Do you ever think about how we all start out as babies? Small, precious babes, who perhaps are already all-knowing? Then we grow into toddlers and young children, full of wonder. Our world is full of imagination and possibilities. And this world teaches us that we don't know...and teaches us beliefs and patterns that don't actually come from our true selves? And eventually the child grows up.
What if we connected back to that feeling? The wonder and the magic we have as little ones. And what if we looked at others from that perspective and the perspective that the people we cast judgements on, world leaders, our friends and family, were all babies at the beginning that needed nurturing and care and maybe didn't receive what they needed? What if we took that perspective when talking to ourselves? How would your personal, self-talk language change if you spoke to that little child inside of you, that inner child part of you, that is just doing their best and needs some gentleness and care?
Daiva through ages
Maybe we would discover that we need healing...that the world, the people in it, the land...needs healing. The healing that starts with the individual and bit by bit, extends to the greater world. This does not excuse the harm we may cause (knowingly or unknowingly), but offers us a place to start the work of introspection and deconstructing those parts of us. So that we can be our healed and whole selves, putting our best out there so that the way we live is of the highest good for all. Living in a way that is of least harm for Black and Indigenous folks.
SO why am I writing about this and how do we connect to that wonder-full inner child? Music! Music is one of the ways. Music can bring out those parts of us: our music child. The child that presents themselves when we are in the music making experience...or listening to Backstreet Boys from the 90s. The music child theory played a big part in the early pioneering of music therapy by Clive Robbins and Paul Nordoff. Their work involved engaging children with complex developmental challenges in music making and watching their abilities come alive.
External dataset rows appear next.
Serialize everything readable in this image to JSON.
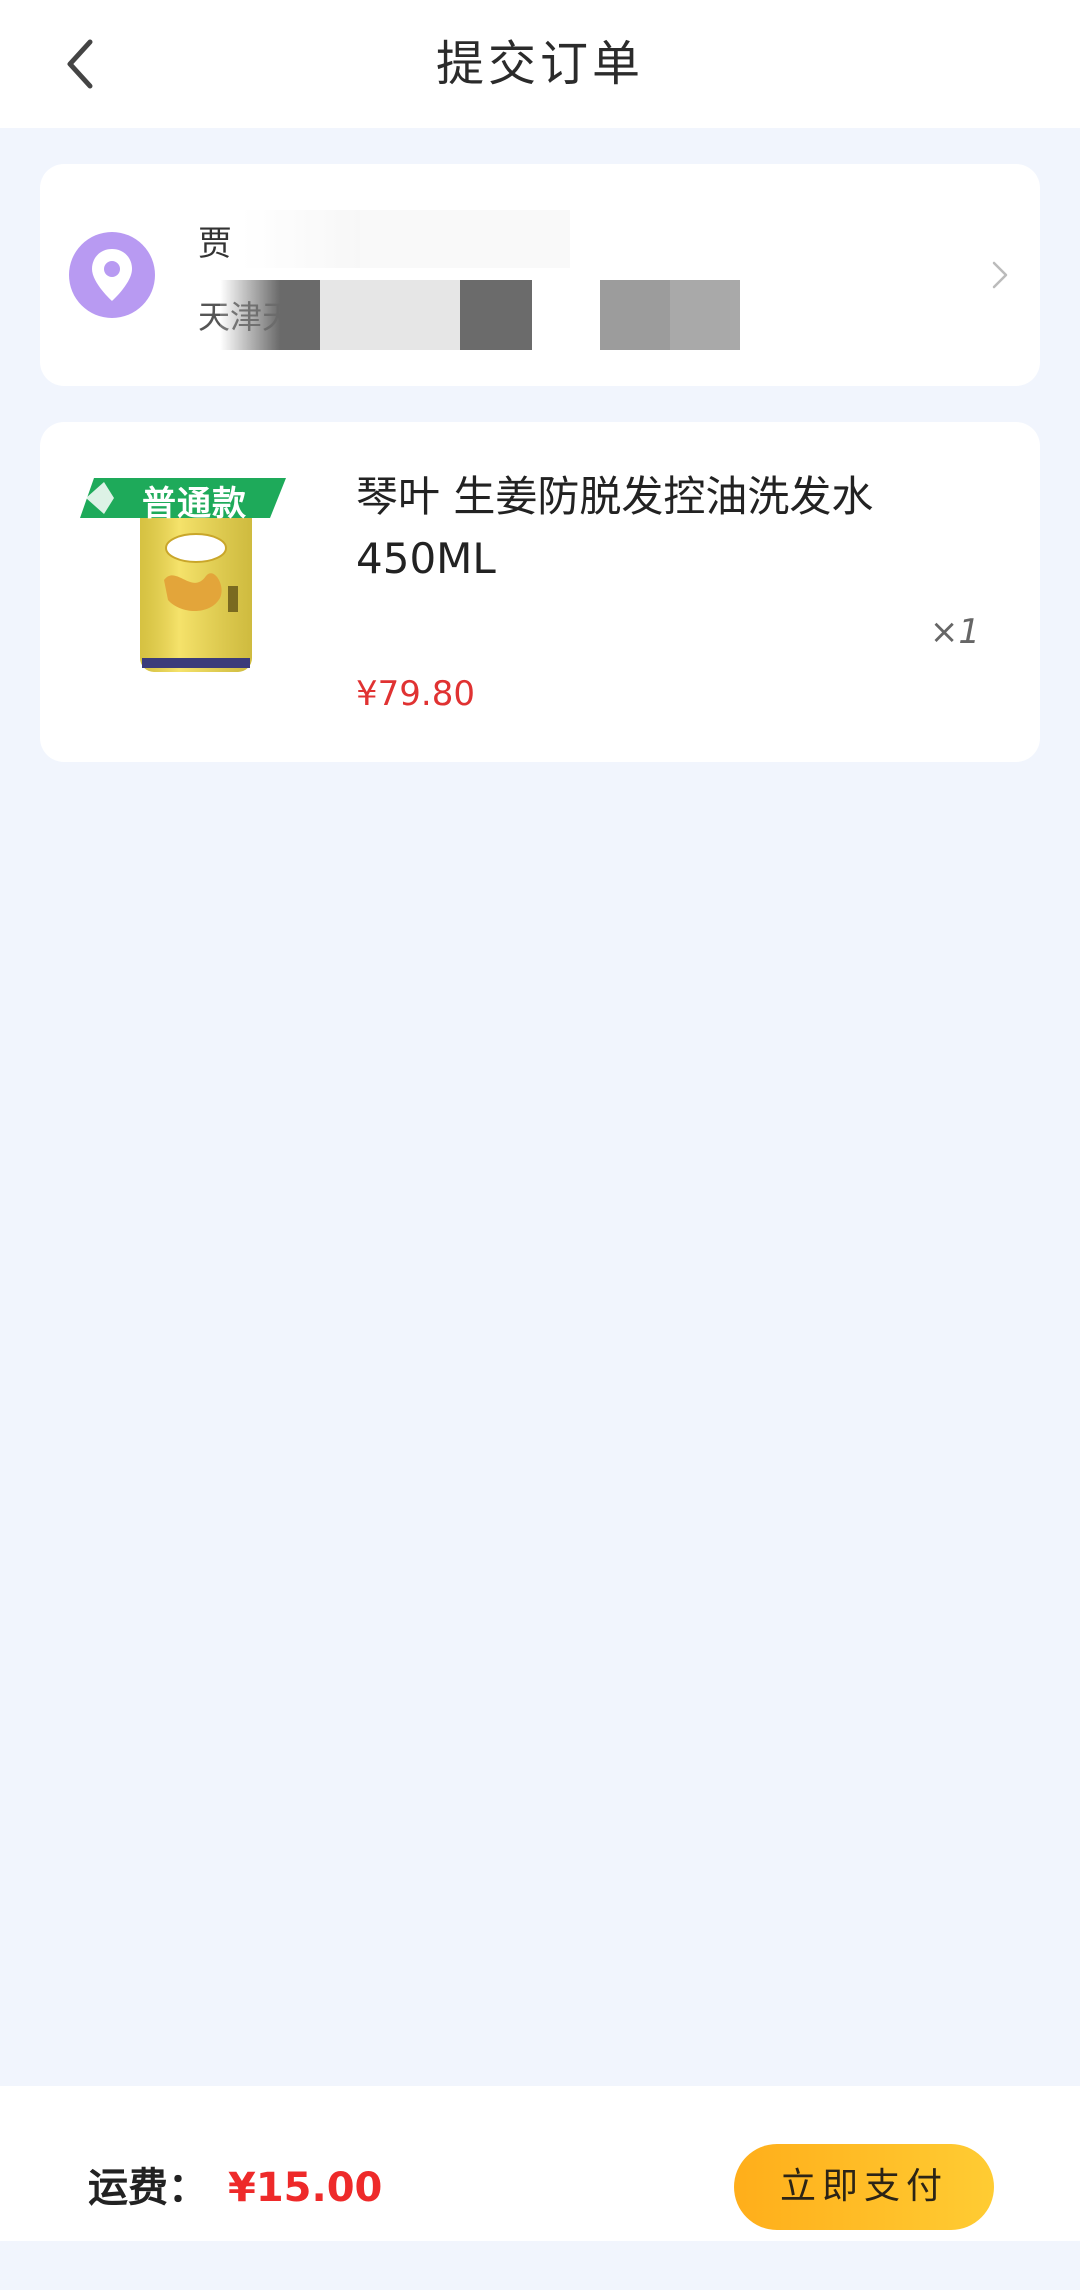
{
  "header": {
    "title": "提交订单",
    "back_icon": "chevron-left-icon"
  },
  "address": {
    "name": "贾",
    "line": "天津天",
    "accent_color": "#b89af2",
    "icon": "location-pin-icon",
    "chevron_icon": "chevron-right-icon"
  },
  "product": {
    "badge": "普通款",
    "name": "琴叶 生姜防脱发控油洗发水450ML",
    "quantity": "×1",
    "price": "¥79.80",
    "price_color": "#e03232"
  },
  "bottom_bar": {
    "shipping_label": "运费：",
    "shipping_value": "¥15.00",
    "pay_button": "立即支付",
    "button_color": "#ffb81f"
  }
}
Music gave these children a way to express themselves, communicate, connect with others, and feel cared for. And music can do this for folks of all ages, abilities, backgrounds, experiences, identities, and cultures. We all have a music child because music lives within all of us. When we sing, play a drum, dance to music, feel the lyrics of a song in our hearts…we are connected to the music child within.
I like to think that the music child is our inner child showing up when we engage in music. From this place we connect to our creativity, intuition, and feelings. And from there we can begin to do the work, whatever that looks like. Offering that inner child, music child, a place to play, explore, grow, receive care, and heal at any age.
When we remember we were all babies, new to the world at one point and young children in need of nurturing, we can see the softness and vulnerability that lives within. We can connect to compassion, care, and empathy. Something the world definitely needs more of in these times of collective change, challenge, and growth.
This thought has been in mind for some time, while also receiving messages from friends and family with photos of me through the ages. For fun I made a collage and it inspired this post! Try making a collage for yourself and see what comes up for you. Are there songs or certain types of music associated with those different stages of life? How does it feel when you listen back to those songs? What words of love or encouragement would you offer yourself at those ages? What music resonates with you now? How can you speak to yourself in a loving and encouraging way today?